Generally, two types of dog shelters and dog rescues exist: public and private. Public dog shelters handle the stray dogs within the community and receive animals affected by state cruelty and neglect laws. They also receive pets that are dropped off by their owners for various reasons. If not claimed, the strays in public shelters are available for adoption for a limited time before they are euthanized.
Private dog shelters and dog rescues organizations are usually run by animal advocates who wish to prevent the loss of another dog’s life. They accept strays and owner-abandoned animals and may even provide their services to the county. Private dog shelters and dog rescue do not euthanize a dog in order to make room for another, however they may put down a dog that is overly aggressive or seriously ill. These humane shelters have limited space and are supported mainly by grants and donations.
The attitudes within the shelters vary greatly. Employees in the “kill” shelters have extremely stressful jobs, particularly if they are animal lovers. Uncaring owners drop off abused animals. These dogs live their few remaining days in small cages before being euthanized to make room for the next batch of ill-fated dogs. As if caring for these dogs isn’t stressful enough, the staff also has to deal with us humans. Alternating between insensitive people who dump off boxes of puppies to be killed and animal lovers who call them murderers, shelter employees may become defensive when posed even simple questions. Offer the staff your smile and exude support and concern when asking questions.
#3 Purebred dog rescue organizations
One type of private shelter that has begun appearing in the last decade accepts purebreds exclusively. You can still find purebreds in both public and private shelters as well. In fact, an estimated 25-30% of all animals brought into shelters are purebreds. However, dog breeders, dog clubs, dog rescue organizations, and even individuals have begun giving homeless purebreds a second chance.
So if you have your heart set on a specific breed, you can still find what you’re looking for while rescuing a dog that’s had a rough life. Oftentimes the purebreds available from shelters are already full-grown. There are numerous benefits to owning an adult dog. It is calmer, possibly already trained, and essentially over the destructive puppy phases, such as jumping, barking, and chewing on your shoes, furniture, or homework. Additionally, you are not burdened with the financial responsibility for extra veterinary visits or replacement tennis shoes.
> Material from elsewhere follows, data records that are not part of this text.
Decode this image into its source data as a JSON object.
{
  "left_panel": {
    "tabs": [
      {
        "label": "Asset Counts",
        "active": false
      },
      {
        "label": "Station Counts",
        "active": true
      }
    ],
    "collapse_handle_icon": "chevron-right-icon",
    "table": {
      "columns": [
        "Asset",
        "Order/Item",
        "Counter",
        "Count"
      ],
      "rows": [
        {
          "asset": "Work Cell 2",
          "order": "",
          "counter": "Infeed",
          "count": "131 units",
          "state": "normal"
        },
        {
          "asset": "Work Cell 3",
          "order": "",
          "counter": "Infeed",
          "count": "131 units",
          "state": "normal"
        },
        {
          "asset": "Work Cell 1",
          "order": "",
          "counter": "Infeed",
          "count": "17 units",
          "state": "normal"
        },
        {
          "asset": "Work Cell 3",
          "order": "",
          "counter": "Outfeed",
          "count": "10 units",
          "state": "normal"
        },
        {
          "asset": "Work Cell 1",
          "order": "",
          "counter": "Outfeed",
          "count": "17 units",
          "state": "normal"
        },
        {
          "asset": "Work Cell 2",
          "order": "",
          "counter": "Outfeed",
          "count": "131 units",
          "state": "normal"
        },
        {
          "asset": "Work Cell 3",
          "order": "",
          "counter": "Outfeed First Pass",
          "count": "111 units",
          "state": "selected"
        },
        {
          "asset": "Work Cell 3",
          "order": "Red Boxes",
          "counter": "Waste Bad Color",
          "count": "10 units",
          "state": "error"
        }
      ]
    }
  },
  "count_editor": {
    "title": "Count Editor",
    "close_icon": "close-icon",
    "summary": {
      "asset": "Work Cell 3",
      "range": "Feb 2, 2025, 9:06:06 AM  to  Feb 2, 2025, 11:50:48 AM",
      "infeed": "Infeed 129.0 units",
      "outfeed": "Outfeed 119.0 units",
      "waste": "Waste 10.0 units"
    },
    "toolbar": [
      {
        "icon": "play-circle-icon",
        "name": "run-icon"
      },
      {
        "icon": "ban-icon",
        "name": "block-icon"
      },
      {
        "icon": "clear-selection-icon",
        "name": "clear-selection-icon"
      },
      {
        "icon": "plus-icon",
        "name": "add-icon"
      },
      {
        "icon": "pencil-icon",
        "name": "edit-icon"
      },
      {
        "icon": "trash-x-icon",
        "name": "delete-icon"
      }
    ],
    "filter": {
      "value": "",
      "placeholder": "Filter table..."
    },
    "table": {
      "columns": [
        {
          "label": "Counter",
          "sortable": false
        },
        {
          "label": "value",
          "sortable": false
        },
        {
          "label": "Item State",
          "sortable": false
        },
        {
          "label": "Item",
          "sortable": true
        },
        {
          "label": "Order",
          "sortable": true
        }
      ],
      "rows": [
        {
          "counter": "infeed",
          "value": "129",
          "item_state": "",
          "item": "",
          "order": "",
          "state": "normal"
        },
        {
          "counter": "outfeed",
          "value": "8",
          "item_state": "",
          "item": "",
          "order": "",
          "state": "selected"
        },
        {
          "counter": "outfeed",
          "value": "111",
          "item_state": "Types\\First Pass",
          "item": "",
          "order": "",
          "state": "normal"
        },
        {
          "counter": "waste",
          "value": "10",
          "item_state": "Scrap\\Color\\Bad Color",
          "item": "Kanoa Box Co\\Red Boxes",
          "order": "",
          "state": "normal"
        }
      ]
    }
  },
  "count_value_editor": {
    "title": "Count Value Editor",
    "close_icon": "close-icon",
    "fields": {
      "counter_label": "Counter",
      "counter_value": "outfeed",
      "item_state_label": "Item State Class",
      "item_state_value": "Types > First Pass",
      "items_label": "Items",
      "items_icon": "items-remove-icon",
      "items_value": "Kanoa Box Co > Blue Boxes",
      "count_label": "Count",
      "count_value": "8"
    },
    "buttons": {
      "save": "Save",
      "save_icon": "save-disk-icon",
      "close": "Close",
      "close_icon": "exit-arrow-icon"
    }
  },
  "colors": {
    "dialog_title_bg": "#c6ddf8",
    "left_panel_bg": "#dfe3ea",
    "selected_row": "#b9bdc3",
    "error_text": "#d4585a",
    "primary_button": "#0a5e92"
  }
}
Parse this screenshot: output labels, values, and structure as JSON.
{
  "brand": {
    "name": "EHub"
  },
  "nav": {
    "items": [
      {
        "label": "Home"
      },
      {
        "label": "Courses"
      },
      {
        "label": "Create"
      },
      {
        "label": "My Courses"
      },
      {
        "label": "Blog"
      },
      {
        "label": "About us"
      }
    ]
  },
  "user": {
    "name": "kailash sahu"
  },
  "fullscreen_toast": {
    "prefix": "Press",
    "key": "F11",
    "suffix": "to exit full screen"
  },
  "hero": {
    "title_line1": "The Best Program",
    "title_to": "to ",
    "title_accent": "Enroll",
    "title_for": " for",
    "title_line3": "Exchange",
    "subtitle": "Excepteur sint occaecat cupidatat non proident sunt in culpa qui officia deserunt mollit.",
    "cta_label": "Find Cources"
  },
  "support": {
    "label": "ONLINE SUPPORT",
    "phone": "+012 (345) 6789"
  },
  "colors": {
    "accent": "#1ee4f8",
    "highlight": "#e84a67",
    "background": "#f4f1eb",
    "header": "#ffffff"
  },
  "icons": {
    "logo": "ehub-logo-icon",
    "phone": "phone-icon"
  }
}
Purebred dog rescues have extensive knowledge about the particular breed with which they deal. An abundance of information is available on the Internet about various rescue organizations. Visit 5 Star Dog’s rescue links for more information. Some rescue groups do not actually house dogs, but rather keep a list of prospective owners and scope out shelters for dogs that match their needs. Most organizations will perform thorough evaluations on each dog to determine its temperament and health. They also vaccinate and spay or neuter the dog as well as provide the new owners with advice and assistance on nutrition, training, and other topics.
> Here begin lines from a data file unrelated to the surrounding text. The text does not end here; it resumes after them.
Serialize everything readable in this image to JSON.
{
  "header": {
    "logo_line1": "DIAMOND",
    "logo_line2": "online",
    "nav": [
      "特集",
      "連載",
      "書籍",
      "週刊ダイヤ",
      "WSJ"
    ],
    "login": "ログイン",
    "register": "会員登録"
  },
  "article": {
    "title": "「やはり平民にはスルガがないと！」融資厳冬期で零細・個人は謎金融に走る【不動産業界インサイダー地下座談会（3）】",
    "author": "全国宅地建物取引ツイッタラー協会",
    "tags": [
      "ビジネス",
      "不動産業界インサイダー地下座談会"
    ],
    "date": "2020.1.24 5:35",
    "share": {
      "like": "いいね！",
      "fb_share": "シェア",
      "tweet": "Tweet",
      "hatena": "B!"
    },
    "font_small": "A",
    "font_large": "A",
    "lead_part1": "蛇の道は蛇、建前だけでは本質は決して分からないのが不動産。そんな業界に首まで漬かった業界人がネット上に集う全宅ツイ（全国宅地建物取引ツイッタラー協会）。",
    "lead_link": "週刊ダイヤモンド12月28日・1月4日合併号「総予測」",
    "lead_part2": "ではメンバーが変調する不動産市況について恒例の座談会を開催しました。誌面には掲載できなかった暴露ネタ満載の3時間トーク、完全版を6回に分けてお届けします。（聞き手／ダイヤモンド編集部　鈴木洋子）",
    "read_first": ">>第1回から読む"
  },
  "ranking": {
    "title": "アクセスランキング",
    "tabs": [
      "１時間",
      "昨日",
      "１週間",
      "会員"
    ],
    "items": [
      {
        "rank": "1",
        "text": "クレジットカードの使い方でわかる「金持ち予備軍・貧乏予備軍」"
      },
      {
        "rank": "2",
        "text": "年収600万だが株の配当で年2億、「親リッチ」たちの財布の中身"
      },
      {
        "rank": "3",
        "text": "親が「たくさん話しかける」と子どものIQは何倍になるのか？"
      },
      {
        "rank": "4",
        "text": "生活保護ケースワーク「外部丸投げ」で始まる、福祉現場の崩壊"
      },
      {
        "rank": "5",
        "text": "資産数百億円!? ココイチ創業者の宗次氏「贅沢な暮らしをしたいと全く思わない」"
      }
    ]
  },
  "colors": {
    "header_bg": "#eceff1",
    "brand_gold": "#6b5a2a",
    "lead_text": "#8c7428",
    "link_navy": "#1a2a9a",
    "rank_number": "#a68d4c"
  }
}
Dog rescue groups have been known to have rigorous requirements for prospective adopters, but they truly have the best interest of the animal in mind. Many of these dogs have skipped from one family to another and are craving stability. The rescue group is seeking the best setting for each dog and is prepared to interview each potential adopter to find a perfect match. Some dog rescue organizations send interested individuals home with a lengthy questionnaire before permitting them access to the dogs. Adopters may complete numerous forms, interviews, and home inspections, only to be turned down because they work full-time, have children or other pets, or live in an apartment. Some adopters may meet all of the requirements but be turned down because of the dog’s reaction to them. Be on the lookout for organizations with unrealistic expectations at any point in the adoption process.